In the workplace, we often create silos at the highest level of our organizations. This creates divisions throughout the company. It’s hard for us to see our department, or “room” as part of the whole. It’s typically very hard for high-level leaders to shift from being an advocate for their area to an advocate for the entire organization.

You don’t create value for your organization by being a champion for your area. Stop standing up for your department. Stand up for the “whole house” first, and then serve your department or division. You’ll add value to your own contributions, and also create value in the people around you.

 

 

Greg Hawks is a Corporate Culture Specialist who brings an expansive leadership portfolio to your service.  For two decades he has mentored leaders, developed teams, crafted culture, and empowered employees. His approachable personality and vibrant demeanor are useful attributes for attacking mediocrity. He is not a motivator, he is an instigator. His playful attitude cloaks a directness that pinpoints root issues. Through Hawks Agency, he has originated the Like An Owner® platform. Compelled by the belief that individuals who Think, Act, Lead, and Create Like An Owner® will be more fulfilled and productive. Also, organizations who commit to implement an Ownership Culture will find loyalty and rapid growth, regularly.

Guest blogger Liz D’Aloia founded HR Virtuoso to help companies optimize their employment application processes.

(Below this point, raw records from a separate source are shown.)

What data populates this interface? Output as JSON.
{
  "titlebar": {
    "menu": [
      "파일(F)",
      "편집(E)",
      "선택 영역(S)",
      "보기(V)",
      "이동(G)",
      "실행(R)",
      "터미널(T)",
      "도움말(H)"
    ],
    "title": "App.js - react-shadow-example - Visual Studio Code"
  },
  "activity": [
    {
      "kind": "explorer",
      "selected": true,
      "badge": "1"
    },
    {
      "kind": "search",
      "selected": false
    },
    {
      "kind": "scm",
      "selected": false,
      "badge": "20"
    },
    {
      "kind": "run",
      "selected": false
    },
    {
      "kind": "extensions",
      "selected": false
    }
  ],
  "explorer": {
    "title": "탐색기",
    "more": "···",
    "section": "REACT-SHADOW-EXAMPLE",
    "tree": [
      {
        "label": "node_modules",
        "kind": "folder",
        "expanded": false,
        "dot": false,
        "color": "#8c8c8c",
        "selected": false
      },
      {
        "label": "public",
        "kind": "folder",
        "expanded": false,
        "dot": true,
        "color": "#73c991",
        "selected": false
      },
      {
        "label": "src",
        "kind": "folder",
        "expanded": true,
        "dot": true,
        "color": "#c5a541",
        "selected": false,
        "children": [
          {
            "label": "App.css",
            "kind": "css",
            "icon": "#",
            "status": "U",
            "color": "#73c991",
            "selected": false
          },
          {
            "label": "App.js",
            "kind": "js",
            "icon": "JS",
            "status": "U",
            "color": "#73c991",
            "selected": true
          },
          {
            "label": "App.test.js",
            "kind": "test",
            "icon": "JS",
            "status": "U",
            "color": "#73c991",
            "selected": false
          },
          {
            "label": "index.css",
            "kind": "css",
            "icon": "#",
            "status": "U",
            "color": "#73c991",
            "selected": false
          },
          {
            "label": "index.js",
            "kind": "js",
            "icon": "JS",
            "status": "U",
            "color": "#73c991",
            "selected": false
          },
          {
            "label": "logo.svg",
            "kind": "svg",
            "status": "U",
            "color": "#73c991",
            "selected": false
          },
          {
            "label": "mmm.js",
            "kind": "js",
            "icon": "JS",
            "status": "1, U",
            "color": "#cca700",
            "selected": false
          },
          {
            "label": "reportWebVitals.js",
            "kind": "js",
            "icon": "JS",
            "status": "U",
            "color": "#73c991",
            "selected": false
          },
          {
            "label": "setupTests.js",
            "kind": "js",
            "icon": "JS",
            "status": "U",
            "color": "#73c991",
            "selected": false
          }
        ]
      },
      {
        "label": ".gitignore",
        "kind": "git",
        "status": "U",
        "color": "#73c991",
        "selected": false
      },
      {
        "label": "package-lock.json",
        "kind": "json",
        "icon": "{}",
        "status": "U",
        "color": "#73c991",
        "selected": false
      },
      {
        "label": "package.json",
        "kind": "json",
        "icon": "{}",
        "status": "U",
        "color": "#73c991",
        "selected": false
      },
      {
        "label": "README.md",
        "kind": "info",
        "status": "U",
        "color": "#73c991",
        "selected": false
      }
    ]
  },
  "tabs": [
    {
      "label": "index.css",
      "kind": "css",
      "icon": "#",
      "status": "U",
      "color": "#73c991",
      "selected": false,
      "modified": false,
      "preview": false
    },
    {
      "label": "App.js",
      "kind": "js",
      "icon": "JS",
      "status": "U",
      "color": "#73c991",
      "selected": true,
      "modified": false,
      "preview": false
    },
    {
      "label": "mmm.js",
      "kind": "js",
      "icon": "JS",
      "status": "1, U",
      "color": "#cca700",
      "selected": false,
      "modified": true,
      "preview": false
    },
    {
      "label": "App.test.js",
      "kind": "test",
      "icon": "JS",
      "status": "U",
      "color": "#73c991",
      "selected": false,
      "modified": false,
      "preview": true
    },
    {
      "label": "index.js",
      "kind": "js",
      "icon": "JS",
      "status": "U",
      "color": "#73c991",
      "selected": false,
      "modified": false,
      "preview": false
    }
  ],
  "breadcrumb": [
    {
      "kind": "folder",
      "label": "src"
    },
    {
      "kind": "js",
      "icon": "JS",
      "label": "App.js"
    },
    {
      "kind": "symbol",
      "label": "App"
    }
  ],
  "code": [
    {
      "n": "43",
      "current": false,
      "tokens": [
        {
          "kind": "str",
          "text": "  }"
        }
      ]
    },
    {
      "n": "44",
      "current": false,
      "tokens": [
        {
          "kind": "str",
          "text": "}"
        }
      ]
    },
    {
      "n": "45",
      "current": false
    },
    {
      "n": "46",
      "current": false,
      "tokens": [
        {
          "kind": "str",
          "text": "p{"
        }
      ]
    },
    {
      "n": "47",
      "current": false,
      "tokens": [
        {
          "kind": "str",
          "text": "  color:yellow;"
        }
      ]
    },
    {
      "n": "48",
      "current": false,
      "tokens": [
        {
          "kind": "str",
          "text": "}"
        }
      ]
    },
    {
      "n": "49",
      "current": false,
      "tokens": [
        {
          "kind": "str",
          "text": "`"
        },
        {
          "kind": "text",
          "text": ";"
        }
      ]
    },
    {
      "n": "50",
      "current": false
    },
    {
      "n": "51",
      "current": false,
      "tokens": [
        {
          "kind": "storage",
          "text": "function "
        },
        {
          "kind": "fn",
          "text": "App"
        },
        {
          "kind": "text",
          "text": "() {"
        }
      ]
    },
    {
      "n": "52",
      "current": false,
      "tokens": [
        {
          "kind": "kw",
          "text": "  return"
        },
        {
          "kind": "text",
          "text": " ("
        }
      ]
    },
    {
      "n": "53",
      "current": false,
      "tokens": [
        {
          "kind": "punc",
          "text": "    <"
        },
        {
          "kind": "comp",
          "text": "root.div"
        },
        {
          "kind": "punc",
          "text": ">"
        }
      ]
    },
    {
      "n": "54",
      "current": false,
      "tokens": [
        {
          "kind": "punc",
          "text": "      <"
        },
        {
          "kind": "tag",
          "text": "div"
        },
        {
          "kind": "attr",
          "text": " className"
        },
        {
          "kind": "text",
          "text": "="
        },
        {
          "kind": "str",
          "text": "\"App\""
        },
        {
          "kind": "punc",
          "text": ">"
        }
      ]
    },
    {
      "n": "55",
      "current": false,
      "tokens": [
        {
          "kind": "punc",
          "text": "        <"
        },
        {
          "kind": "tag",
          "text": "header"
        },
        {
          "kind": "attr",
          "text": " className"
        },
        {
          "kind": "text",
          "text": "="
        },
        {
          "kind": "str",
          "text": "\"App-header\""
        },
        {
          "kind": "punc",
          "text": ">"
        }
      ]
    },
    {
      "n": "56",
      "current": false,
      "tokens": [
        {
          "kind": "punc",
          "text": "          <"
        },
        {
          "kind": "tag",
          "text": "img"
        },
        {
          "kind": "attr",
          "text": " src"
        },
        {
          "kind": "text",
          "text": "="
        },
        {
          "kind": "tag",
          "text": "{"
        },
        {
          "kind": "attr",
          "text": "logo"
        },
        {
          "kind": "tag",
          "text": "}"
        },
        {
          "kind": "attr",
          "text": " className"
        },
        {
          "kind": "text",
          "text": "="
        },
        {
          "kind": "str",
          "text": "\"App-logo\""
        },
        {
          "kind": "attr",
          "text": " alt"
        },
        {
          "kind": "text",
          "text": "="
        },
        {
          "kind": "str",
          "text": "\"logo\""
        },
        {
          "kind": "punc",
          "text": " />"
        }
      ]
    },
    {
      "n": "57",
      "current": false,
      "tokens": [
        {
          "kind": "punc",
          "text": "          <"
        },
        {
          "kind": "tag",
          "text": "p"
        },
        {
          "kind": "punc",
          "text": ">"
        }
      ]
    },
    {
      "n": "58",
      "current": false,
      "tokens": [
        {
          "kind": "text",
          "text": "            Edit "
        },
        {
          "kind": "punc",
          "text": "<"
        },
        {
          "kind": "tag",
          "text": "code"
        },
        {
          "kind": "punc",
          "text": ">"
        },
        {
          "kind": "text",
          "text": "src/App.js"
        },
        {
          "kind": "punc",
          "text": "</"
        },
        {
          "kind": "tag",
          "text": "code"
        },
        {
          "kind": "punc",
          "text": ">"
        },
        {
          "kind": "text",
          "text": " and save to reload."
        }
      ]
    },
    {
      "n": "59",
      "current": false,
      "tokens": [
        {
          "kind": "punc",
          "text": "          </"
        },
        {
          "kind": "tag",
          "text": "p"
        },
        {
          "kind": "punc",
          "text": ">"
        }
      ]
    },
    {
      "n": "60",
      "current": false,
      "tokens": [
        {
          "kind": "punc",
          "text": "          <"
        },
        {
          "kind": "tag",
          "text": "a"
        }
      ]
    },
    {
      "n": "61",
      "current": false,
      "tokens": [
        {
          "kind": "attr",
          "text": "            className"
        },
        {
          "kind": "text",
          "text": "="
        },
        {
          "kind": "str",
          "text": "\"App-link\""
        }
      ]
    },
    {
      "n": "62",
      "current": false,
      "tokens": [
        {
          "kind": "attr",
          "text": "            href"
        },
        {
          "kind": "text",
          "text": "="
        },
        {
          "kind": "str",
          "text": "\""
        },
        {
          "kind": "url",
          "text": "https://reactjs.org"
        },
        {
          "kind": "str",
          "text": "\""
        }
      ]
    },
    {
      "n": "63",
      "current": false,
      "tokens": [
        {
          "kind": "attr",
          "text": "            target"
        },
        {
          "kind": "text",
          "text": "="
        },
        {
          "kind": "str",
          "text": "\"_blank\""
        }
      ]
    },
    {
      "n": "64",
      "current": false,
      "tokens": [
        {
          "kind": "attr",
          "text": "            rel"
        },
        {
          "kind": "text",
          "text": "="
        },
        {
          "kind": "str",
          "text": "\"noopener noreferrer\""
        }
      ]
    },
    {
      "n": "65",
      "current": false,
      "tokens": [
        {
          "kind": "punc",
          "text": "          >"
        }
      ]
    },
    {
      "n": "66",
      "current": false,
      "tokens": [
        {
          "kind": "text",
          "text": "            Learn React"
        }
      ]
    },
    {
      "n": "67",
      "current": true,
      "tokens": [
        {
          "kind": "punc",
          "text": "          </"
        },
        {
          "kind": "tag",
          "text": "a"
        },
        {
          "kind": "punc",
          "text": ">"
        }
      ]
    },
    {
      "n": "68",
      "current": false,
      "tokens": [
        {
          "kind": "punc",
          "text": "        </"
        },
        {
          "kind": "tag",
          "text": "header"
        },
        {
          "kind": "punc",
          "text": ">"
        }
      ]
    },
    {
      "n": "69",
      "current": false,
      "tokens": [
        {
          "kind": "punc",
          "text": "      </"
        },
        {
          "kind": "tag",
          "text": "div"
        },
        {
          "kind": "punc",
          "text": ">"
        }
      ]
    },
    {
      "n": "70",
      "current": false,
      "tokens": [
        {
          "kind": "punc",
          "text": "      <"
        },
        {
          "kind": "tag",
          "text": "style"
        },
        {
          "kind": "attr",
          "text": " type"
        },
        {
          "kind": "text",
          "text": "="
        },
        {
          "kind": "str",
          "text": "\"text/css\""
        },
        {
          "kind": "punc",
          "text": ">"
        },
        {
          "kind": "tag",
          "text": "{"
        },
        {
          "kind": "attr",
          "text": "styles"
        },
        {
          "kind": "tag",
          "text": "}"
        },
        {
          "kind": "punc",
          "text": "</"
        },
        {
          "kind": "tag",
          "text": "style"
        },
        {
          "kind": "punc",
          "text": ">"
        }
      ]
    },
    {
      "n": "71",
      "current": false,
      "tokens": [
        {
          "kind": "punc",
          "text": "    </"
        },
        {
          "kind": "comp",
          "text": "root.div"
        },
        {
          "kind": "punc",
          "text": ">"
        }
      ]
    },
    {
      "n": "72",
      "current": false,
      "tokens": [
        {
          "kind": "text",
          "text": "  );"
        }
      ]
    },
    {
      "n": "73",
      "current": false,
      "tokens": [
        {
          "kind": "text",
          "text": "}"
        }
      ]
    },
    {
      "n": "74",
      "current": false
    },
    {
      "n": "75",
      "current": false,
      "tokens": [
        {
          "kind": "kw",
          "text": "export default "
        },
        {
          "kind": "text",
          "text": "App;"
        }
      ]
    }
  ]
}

HR Virtuoso creates customized, company-branded short form employment applications that work on any mobile device. This allows companies to get far more applications, and also keep their existing applicant tracking system. Prior to launching HR Virtuoso, Liz rose through the ranks of transportation, retail, and mortgage companies as a Senior Employment Attorney and VP of HR. Liz is a nationally recognized blogger, speaker, and HR practitioner. Please contact her directly at liz@hrvirtuoso.com with blog ideas, speaking engagements, and consulting requests.  Follow us @hrvirtuoso.